I recently gave a two-part talk on the big picture of alignment, as I see it. The talk is not-at-all polished, but contains a lot of stuff for which I don't currently know of any good writeup. Major pieces in part one:
- Some semitechnical intuition-building for high-dimensional problem-spaces.
- Optimization compresses information "by default"
- Resources and "instrumental convergence" without any explicit reference to agents
- A frame for thinking about the alignment problem which only talks about high-dimensional problem-spaces, without reference to AI per se.
- The central challenge is to get enough bits-of-information about human values to narrow down a search-space to solutions compatible with human values.
- Details like whether an AI is a singleton, tool AI, multipolar, oracle, etc are mostly irrelevant.
- Fermi estimate: just how complex are human values?
- Coherence arguments, presented the way I think they should be done.
- Also subagents!
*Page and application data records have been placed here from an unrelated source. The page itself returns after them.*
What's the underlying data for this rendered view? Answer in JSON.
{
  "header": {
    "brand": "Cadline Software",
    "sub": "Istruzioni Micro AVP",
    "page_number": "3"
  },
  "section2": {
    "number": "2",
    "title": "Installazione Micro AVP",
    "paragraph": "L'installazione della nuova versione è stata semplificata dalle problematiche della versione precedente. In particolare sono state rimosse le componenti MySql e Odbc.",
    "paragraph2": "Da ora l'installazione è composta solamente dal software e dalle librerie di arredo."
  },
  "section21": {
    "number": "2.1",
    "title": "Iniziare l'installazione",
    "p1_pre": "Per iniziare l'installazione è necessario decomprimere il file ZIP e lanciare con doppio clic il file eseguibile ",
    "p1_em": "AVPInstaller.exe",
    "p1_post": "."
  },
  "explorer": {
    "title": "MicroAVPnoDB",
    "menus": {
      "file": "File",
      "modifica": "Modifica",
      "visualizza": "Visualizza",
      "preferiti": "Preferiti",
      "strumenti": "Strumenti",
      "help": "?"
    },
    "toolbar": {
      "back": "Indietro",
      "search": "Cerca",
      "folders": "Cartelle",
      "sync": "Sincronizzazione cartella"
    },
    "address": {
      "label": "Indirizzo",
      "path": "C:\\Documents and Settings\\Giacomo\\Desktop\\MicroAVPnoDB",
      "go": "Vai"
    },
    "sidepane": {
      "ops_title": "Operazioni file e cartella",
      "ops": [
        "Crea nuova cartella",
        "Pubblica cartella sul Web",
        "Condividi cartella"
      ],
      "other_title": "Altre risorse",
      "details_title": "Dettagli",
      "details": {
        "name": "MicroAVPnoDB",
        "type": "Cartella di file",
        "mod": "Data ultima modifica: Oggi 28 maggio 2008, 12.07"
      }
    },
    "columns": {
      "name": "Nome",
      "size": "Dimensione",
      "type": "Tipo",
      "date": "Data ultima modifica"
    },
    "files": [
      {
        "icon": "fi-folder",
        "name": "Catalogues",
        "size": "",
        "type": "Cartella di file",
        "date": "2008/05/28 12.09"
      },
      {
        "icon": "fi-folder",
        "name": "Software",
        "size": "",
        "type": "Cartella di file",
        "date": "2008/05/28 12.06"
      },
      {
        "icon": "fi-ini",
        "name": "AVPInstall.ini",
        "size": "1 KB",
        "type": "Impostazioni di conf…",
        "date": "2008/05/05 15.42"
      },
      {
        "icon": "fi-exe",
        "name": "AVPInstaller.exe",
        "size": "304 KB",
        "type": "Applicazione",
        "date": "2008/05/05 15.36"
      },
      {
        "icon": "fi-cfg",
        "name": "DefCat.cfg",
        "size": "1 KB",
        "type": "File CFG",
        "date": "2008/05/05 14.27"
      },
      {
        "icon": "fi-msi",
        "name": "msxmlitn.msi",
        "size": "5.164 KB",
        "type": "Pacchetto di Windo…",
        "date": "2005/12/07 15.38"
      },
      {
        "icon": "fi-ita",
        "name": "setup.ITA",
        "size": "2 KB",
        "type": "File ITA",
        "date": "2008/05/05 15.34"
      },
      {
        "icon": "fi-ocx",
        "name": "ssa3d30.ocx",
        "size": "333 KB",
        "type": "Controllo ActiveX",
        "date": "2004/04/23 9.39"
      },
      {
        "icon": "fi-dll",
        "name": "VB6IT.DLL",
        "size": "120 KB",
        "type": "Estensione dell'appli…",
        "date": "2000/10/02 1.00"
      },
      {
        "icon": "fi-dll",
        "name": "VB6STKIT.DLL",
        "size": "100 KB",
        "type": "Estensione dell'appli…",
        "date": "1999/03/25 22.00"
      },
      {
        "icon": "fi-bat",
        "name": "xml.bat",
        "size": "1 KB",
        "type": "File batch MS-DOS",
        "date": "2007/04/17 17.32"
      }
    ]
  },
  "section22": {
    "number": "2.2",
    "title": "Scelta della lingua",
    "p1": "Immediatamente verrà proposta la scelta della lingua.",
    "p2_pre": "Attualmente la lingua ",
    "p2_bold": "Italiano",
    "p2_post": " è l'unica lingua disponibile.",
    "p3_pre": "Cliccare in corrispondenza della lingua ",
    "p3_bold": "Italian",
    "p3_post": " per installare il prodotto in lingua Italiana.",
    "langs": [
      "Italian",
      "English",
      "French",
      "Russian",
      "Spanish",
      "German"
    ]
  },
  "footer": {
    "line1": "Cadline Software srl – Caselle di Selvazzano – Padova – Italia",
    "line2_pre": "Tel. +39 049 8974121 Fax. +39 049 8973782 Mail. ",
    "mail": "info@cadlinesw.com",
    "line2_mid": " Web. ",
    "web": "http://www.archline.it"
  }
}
Note that I don't talk about timelines or takeoff scenarios; this talk is just about the technical problem of alignment.
Here's the video for part one:
Big thanks to Rob Miles for editing! Also, the video includes some good questions and discussion from Adam Shimi, Alex Flint, and Rob Miles.